Well, if you’re a regular reader of Abbey’s Kitchen, you know that I often like to play a little game called “stretch that meat and/or carb” by adding extra high fibre, nutrient dense, low calorie vegetables. So I figured, why not utilize my techniques with one of the all time best comfort classics, Shepherd’s Pie. You see, pull a little one-two and see if you-know-who can tell. Spoiler alert: He couldn’t.How to quickly mince mushrooms
What are we talking about here? Well, when I was a kid, Sheppard’s Pie meant basically ground meat booked in a roux, maybe a little tomato product, with a mixed bag of frozen peas,corn and carrots and topped with standard issue mashed potatoes. It’s pretty simple meaning I’ve got lots of space to play. So first things first, lets deal with the filling. I scratched the roux, and just used a little cornstarch to thicken up the works at the end. I used about a 1/3 lb of ground meat and replaced the remaining meat with about 4 cups of finely minced mushrooms, wild mushrooms for texture, some celery, carrot, onion and of course everyone’s favourites corn and peas. Then for the topping, I mixed a whole cauliflower with a russet potato, pureed it until it was smooth and then topped it off with a little bit of parmesan for flavour. The result? He polished off his casserole dish.Getting the veggies boiled!

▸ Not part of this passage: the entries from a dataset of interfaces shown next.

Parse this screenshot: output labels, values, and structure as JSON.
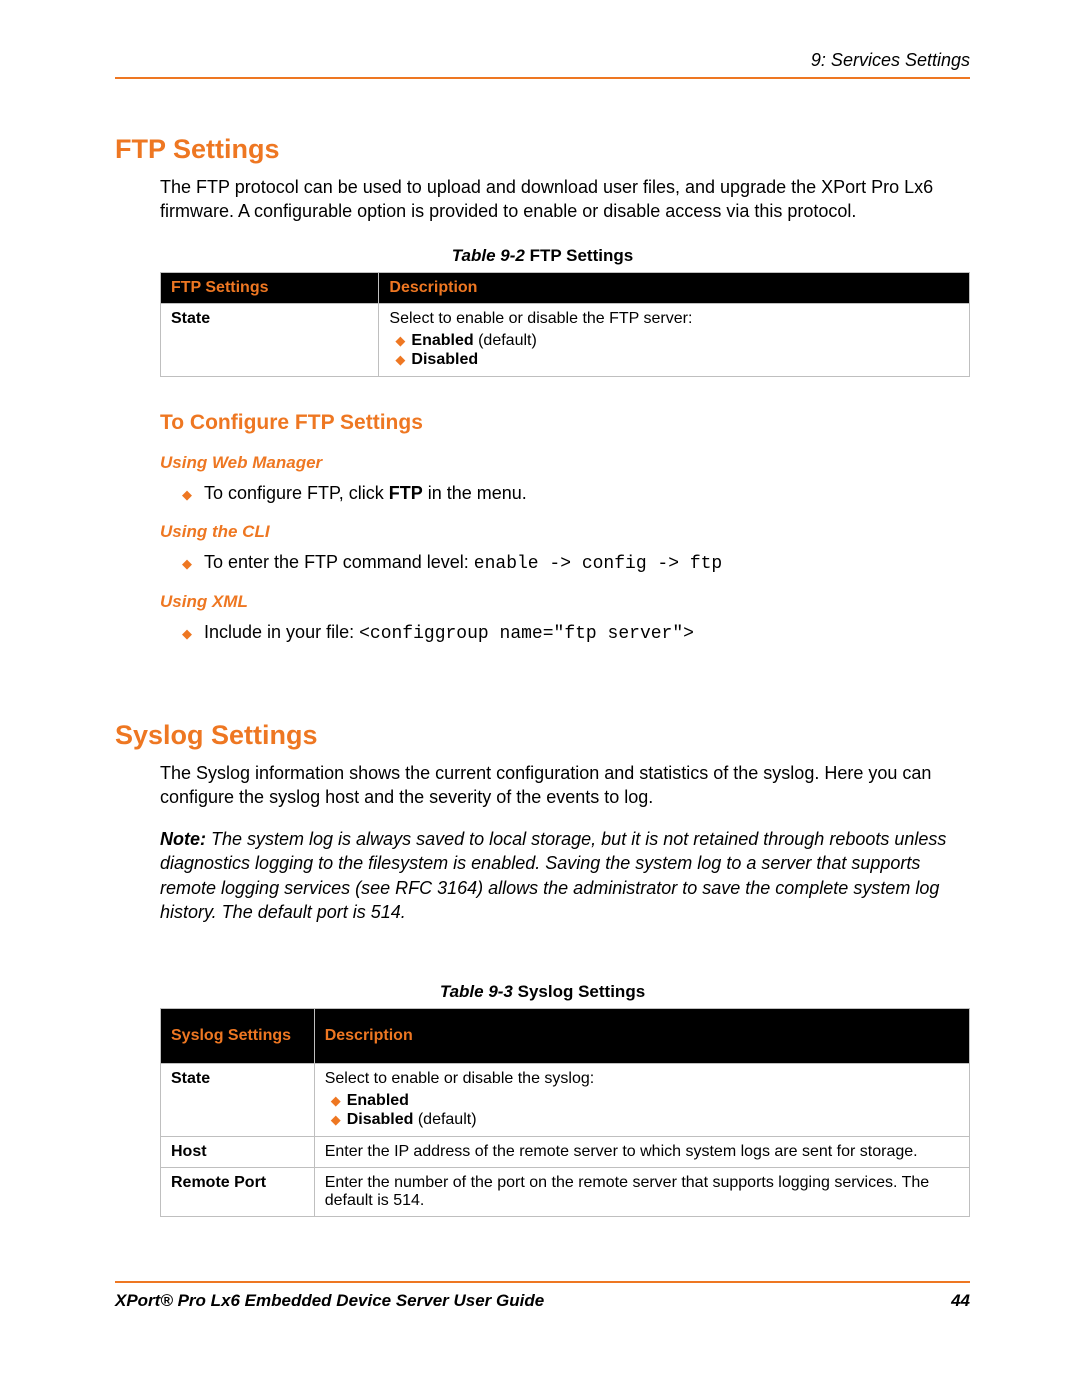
{
  "header": {
    "chapter": "9: Services Settings"
  },
  "ftp": {
    "heading": "FTP Settings",
    "intro": "The FTP protocol can be used to upload and download user files, and upgrade the XPort Pro Lx6 firmware.  A configurable option is provided to enable or disable access via this protocol.",
    "table_caption_num": "Table 9-2",
    "table_caption_title": "  FTP Settings",
    "th1": "FTP Settings",
    "th2": "Description",
    "row1_label": "State",
    "row1_desc": "Select to enable or disable the FTP server:",
    "row1_opt1_bold": "Enabled",
    "row1_opt1_rest": " (default)",
    "row1_opt2_bold": "Disabled",
    "configure_heading": "To Configure FTP Settings",
    "m1": "Using Web Manager",
    "m1_line_pre": "To configure FTP, click ",
    "m1_line_bold": "FTP",
    "m1_line_post": " in the menu.",
    "m2": "Using the CLI",
    "m2_line_pre": "To enter the FTP command level: ",
    "m2_code": "enable -> config -> ftp",
    "m3": "Using XML",
    "m3_line_pre": "Include in your file:   ",
    "m3_code": "<configgroup name=\"ftp server\">"
  },
  "syslog": {
    "heading": "Syslog Settings",
    "intro": "The Syslog information shows the current configuration and statistics of the syslog. Here you can configure the syslog host and the severity of the events to log.",
    "note_lead": "Note:",
    "note_body": "   The system log is always saved to local storage, but it is not retained through reboots unless diagnostics logging to the filesystem is enabled. Saving the system log to a server that supports remote logging services (see RFC 3164) allows the administrator to save the complete system log history. The default port is 514.",
    "table_caption_num": "Table 9-3",
    "table_caption_title": "  Syslog Settings",
    "th1": "Syslog Settings",
    "th2": "Description",
    "r1_label": "State",
    "r1_desc": "Select to enable or disable the syslog:",
    "r1_opt1_bold": "Enabled",
    "r1_opt2_bold": "Disabled",
    "r1_opt2_rest": " (default)",
    "r2_label": "Host",
    "r2_desc": "Enter the IP address of the remote server to which system logs are sent for storage.",
    "r3_label": "Remote Port",
    "r3_desc": "Enter the number of the port on the remote server that supports logging services. The default is 514."
  },
  "footer": {
    "title": "XPort® Pro Lx6 Embedded Device Server User Guide",
    "page": "44"
  }
}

Ready to be baked
I find that the key to any time of cauliflower puree is to actually puree it. If you just mash it up, then you’re going to end up with really bland watery chunky water. It’s gross. Please don’t. You need to a) mix it with something a little more substantial like a potato, or other root veg and b) Puree it using a blender or food processor. An immersion blender works well in a pinch, but stand blenders do a better job on the smooth front.
Not convinced? Give it a try and let me know.